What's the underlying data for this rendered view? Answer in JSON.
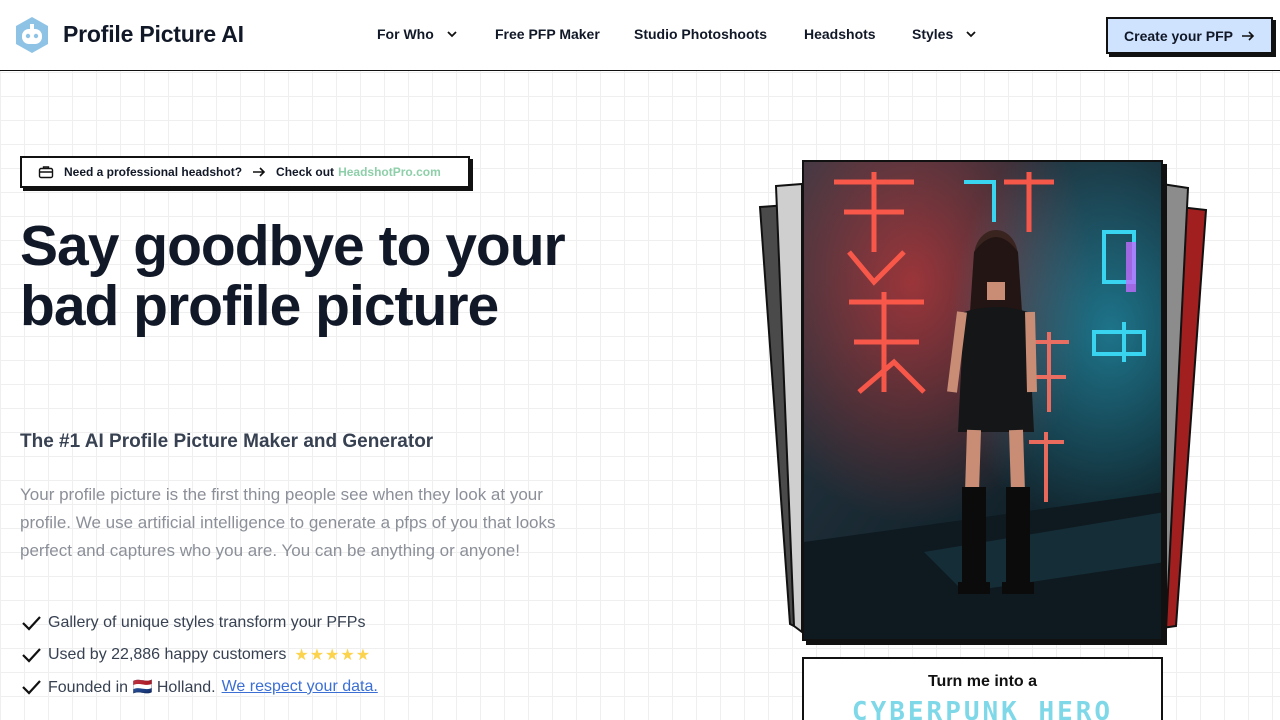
{
  "header": {
    "brand": "Profile Picture AI",
    "nav": [
      {
        "label": "For Who",
        "has_dropdown": true
      },
      {
        "label": "Free PFP Maker",
        "has_dropdown": false
      },
      {
        "label": "Studio Photoshoots",
        "has_dropdown": false
      },
      {
        "label": "Headshots",
        "has_dropdown": false
      },
      {
        "label": "Styles",
        "has_dropdown": true
      }
    ],
    "cta_label": "Create your PFP"
  },
  "announcement": {
    "icon": "briefcase-icon",
    "text": "Need a professional headshot?",
    "link_prefix": "Check out",
    "link_text": "HeadshotPro.com"
  },
  "hero": {
    "title": "Say goodbye to your bad profile picture",
    "subtitle": "The #1 AI Profile Picture Maker and Generator",
    "description": "Your profile picture is the first thing people see when they look at your profile. We use artificial intelligence to generate a pfps of you that looks perfect and captures who you are. You can be anything or anyone!",
    "features": [
      {
        "text": "Gallery of unique styles transform your PFPs"
      },
      {
        "text": "Used by 22,886 happy customers",
        "stars": "★★★★★"
      },
      {
        "text": "Founded in 🇳🇱 Holland.",
        "link": "We respect your data."
      }
    ]
  },
  "showcase": {
    "turn_into": "Turn me into a",
    "style_name": "CYBERPUNK HERO"
  },
  "colors": {
    "cta_bg": "#cfe3ff",
    "link_green": "#8ecfa9",
    "link_blue": "#3b6fd4",
    "star": "#fcd34d",
    "cyan_text": "#7fd8e8"
  }
}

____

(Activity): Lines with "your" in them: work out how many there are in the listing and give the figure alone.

(Written response): 5